A parade where the street becomes a stage.
WE ARE HERE is an inclusive proclamation of present and past.
A spectacle inviting you in; you are here and WE ARE HERE.
The WE ARE HERE mural transforms Foley Street into a time-travelling, rambunctious romp through the complex history of the local area.
– Juliet Rosser, curator (2013)
The mural WE ARE HERE is 15 metres high by 75 metres long and extends along the façade of Foley Street, running parallel to Oxford between Palmer and Crown Streets. The work – collaboratively executed by artists Sarah Howell, Dylan Demarchi, byrd, The Dirt and Gui Andrade – revives lost fragments of the area’s history and brings it firmly to the present. It takes its form from the hundreds of parades that have travelled up Oxford Street.
Originally a bush track that ran along the ridge between Botany Bay and Sydney Harbour, by World War I Oxford Street had morphed into a boulevard that joined the city to the suburbs to its east. The history of this street – how it came to be built, and the people who came to live here – emulates the history of the city. Foley Street edges along the lower reaches of Oxford Street and forms a kind of backstage to the main stage of the boulevard on the ridge. It is in lanes like this the life that supported the main street has played out.

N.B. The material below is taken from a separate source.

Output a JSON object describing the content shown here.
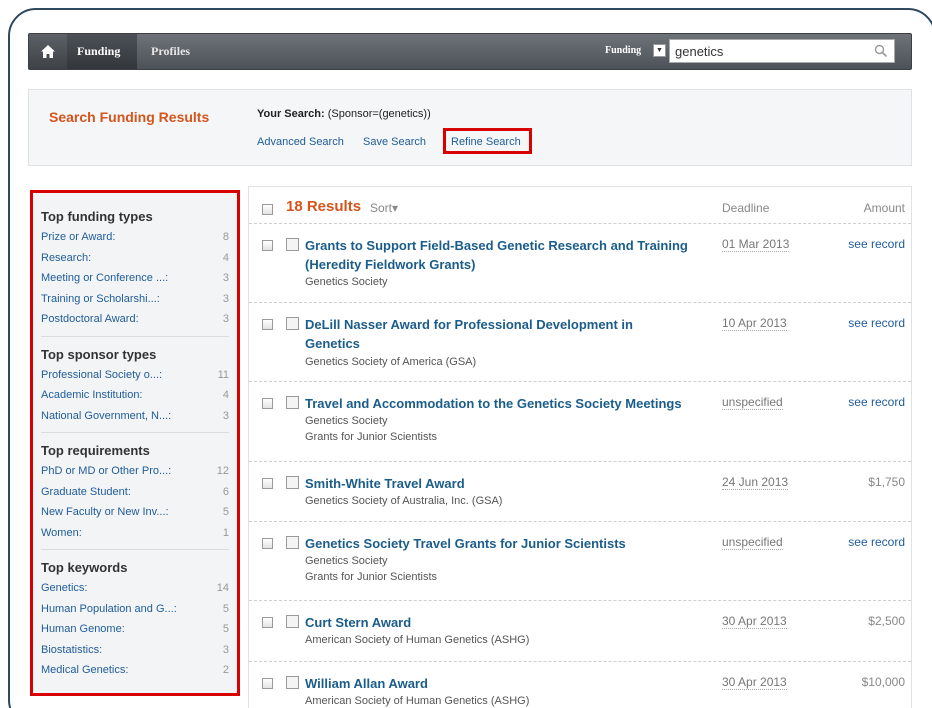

The recurring motif throughout the artwork is hands, signifying the hand of the worker, artist, craftsmen, gardener and builder. At the beginning of the parade route the viewer is introduced to Larry Foley, an Australian boxer whose name is given to the street. It includes a section acknowledging the traditional owners and custodians of the land. Other sections represent victory celebrations and anti-war protests, federation celebrations in 1901, the Royal Easter Show Parade and the Mardi Gras Parade. Also included are areas representing thriving late nineteenth century business, the plague or ‘black death’ in the early 20th Century, and the diverse and shifting local cultures of the area. The mural finishes with another gigantic hand but it is a ‘victory’ sign this time.
Using paint, collage, mixed media, photography and stencil, the varied and contrasting mediums employed by the artists play with the inherent polarities of the Darlinghurst and Oxford Street narrative. The often dark and gruesome history is melded with times of celebration. The work rejoices in the swinging pendulum of its fortunes, from cultural backwater to creative epicentre, from slum to designer living, a place of protest to a place of celebration, from the six o’clock swill to sophisticated cocktail culture, criminal to respectable, addict-ridden to health-driven. This is an area that has seen and been it all.
While the work honours the past, it also firmly places a stake in the ground for the present, celebrating the renewed creativity that is re-emerging in and around Oxford Street. The artists and the culture creators are here once again, building it with their hands (or the click of a mouse) and proclaiming: WE ARE HERE.